“Don't take the brown acid” was the famous warning issued about a bad batch of LSD from the stage at the Woodstock Festival in 1969. But meanwhile, some shadowy but influential West Coasters were counseling everyone to try a pill of another color.
Orange Sunshine was a “brand” of LSD made and marketed by a band of initially idealistic young men operating out of Laguna Beach, the bucolic village ironically nestled in Orange County. Calling themselves the Brotherhood of Eternal Love, they were acid evangelists who soon became known as a “hippie mafia.”
The Brotherhood's story is “the most surreal saga of the 1960s that has never been told,” writes journalist Nicholas Schou, whose new book, “Orange Sunshine,” is as close to an “authorized” story as there's likely to be. Much of it reads more like fiction than history.
If there was a key founder of the Brotherhood, it was John Griggs, whom Timothy Leary would call “the holiest man ever to live in this country.” Griggs and a few friends began as working-class petty criminals who heard about a new drug called LSD, stole some at gunpoint from a Hollywood producer, and soon were apostles of psychedelic-induced “ego death,” wherein one “realizes the insignificance of his or her petty, worldly concerns and feels for the first time a powerful and humbling connection to a greater life force in the universe.”
Thus Griggs felt that if enough people took enough acid, “they could create a utopian society that would serve as a demonstration to the entire world of the healing powers of LSD.” Their goal: use market forces to make LSD cheap by flooding the nation with it. In 1966 the Brotherhood drew up a legal charter, moved to Laguna Beach in search of nice beaches and pretty girls, and “helped usher in a flowering hippie scene that established the city as a Southern California version of Haight-Ashbury.”
In their heyday, “Brothers” smuggled surfboards inlaid with LSD and hash worldwide.
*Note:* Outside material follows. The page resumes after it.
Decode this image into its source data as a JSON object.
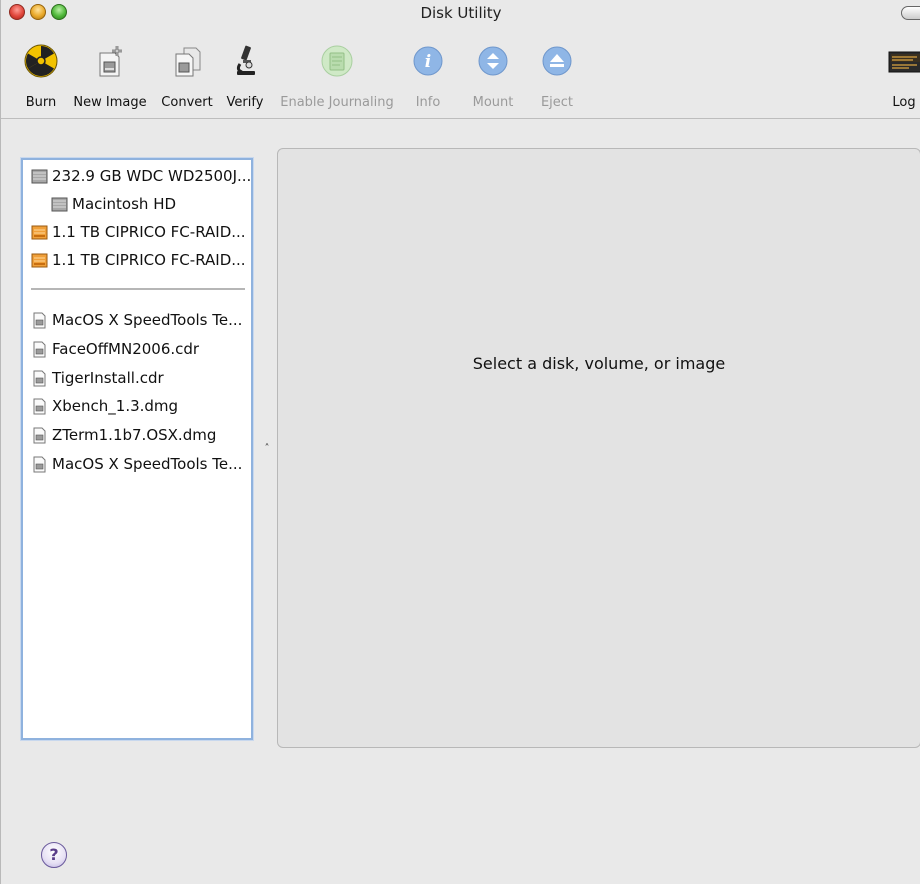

Mexican officials were paid off to allow tons of pot to cross the border. A hash-packed yacht was sailed to Hawaii by stoned non-sailors. Jimi Hendrix was enticed to make an incoherent film, and even the famously stoned guitar god found the Brothers too weird. Leary was busted in Laguna Beach, but broken out of jail using Brotherhood of Eternal Love money funneled to the Weather Underground and Black Panthers.
At one point they were so big and bizarre they had an outpost in… Cloverdale.
But soon things went sour. “Cocaine, and the greed and paranoia that came with it destroyed whatever was genuine in the Brotherhood's idealistic, spiritual origins,” writes Schou. Griggs had already died of a psilocybin overdose, and rougher Brothers prevailed. Rip-offs and violence ensued. It all culminated in a 1972 bust that “yielded 53 people and two and half tons of hash, thirty gallons of hashish oil, and 1.5 million tablets of Orange Sunshine.”
“The Brotherhood's dream of turning on the world had been deferred,” concludes Schou. But dreams die hard, and Schou's interviews with surviving Brothers, some doing well, some penniless, illustrate the thin line between dream and delusion. “We ushered in the age we are in now, which reflects a much more open-minded, open-hearted and spiritually inspired world,” reflects one Brother, who must not get out much.
At this point in history, the Brotherhood's story reads like some mystical adventure tale from a long-gone era. But for a peek at those heady times, “Orange Sunshine” is one worthy flashback.
(Orange Sunshine: The Brotherhood of Eternal Love and Its Quest to Spread Peace, Love, and Acid to the World, by Nicholas Schou Thomas Dunne/St. Martin's; 306 pages; $24.99.)